Numerous career opportunities are available including in the turfgrass industry, Cooperative Extension System, Natural Resources Conservation Service, public/ private farm management, environmental protection, and agricultural industry (fertilizers, pesticides, and seed, etc.).
Ninety-eight (98) percent of graduates are employed within a year or go to graduate school.
The Agronomy and Soils department offers four educational tracks that allow students to tailor classes to fit specific interests: Production, Turf Management, Business, and Science.
In the Production track, students study food, feed, fiber, oil, and forage crop production. Courses prepare graduates for careers with farm-advisory agencies such as soil testing laboratories and other private consultants.
The popular Turf Management track focuses on turfgrass production, maintenance, and weed control. Students learn to work with customers and businesses such as golf courses in creating and maintaining healthy turf.
The Business track incorporates management and agribusiness courses into the agronomy curriculum.

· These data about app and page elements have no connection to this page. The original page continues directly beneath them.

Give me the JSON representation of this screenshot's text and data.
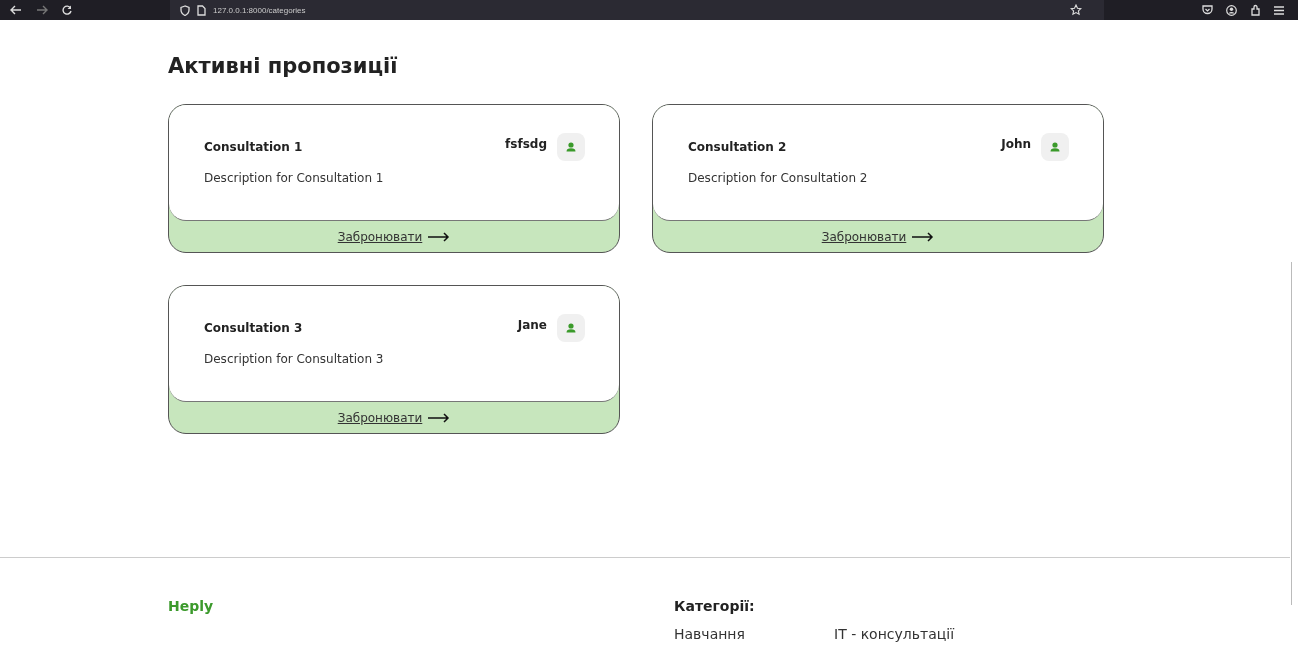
{
  "browser": {
    "url": "127.0.0.1:8000/categories"
  },
  "heading": "Активні пропозиції",
  "offers": [
    {
      "title": "Consultation 1",
      "author": "fsfsdg",
      "description": "Description for Consultation 1",
      "action": "Забронювати"
    },
    {
      "title": "Consultation 2",
      "author": "John",
      "description": "Description for Consultation 2",
      "action": "Забронювати"
    },
    {
      "title": "Consultation 3",
      "author": "Jane",
      "description": "Description for Consultation 3",
      "action": "Забронювати"
    }
  ],
  "footer": {
    "brand": "Heply",
    "categories_title": "Категорії:",
    "categories": [
      "Навчання",
      "IT - консультації"
    ]
  }
}
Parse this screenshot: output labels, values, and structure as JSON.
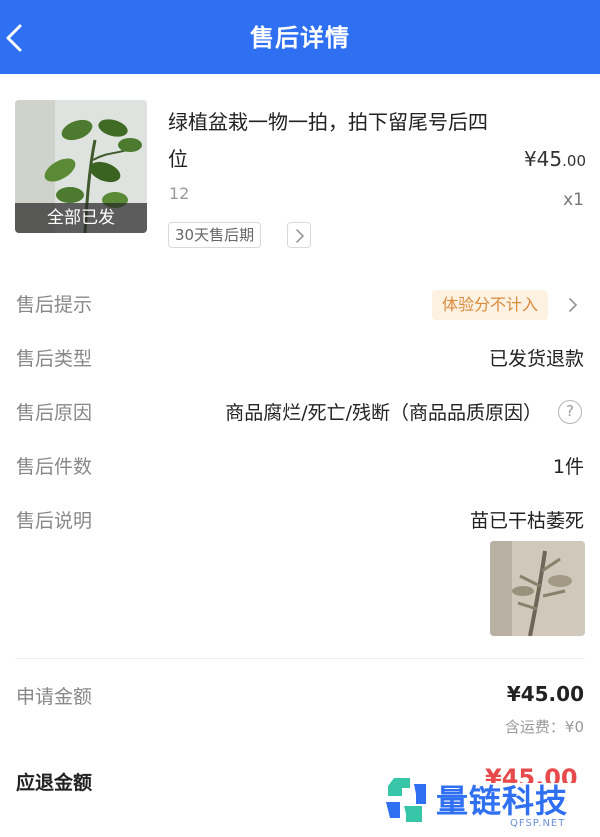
{
  "header": {
    "title": "售后详情"
  },
  "product": {
    "title": "绿植盆栽一物一拍，拍下留尾号后四位",
    "image_label": "全部已发",
    "price_main": "¥45",
    "price_decimal": ".00",
    "spec": "12",
    "quantity": "x1",
    "tag": "30天售后期"
  },
  "details": {
    "tip_label": "售后提示",
    "tip_badge": "体验分不计入",
    "type_label": "售后类型",
    "type_value": "已发货退款",
    "reason_label": "售后原因",
    "reason_value": "商品腐烂/死亡/残断（商品品质原因）",
    "count_label": "售后件数",
    "count_value": "1件",
    "desc_label": "售后说明",
    "desc_value": "苗已干枯萎死"
  },
  "amounts": {
    "apply_label": "申请金额",
    "apply_value": "¥45.00",
    "shipping_note": "含运费：¥0",
    "refund_label": "应退金额",
    "refund_value": "¥45.00"
  },
  "watermark": {
    "name": "量链科技",
    "site": "QFSP.NET"
  },
  "colors": {
    "header": "#2f6ff2",
    "badge_text": "#d98a3a",
    "badge_bg": "#fdf1e2",
    "refund": "#e74a4a"
  },
  "icons": {
    "back": "chevron-left-icon",
    "arrow": "chevron-right-icon",
    "help": "question-circle-icon"
  }
}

Some graduates work with local, state, and federal governments and others choose to further their education or work in fields of business or law.
The Science career track provides students a scientific base that can include courses in soil morphology, systemic botany, or conservation. This track prepares graduates for careers as researchers with corporations or chemical industries, or with producers of fertilizers, herbicides, and other agricultural chemicals.
Last Updated: May 14, 2013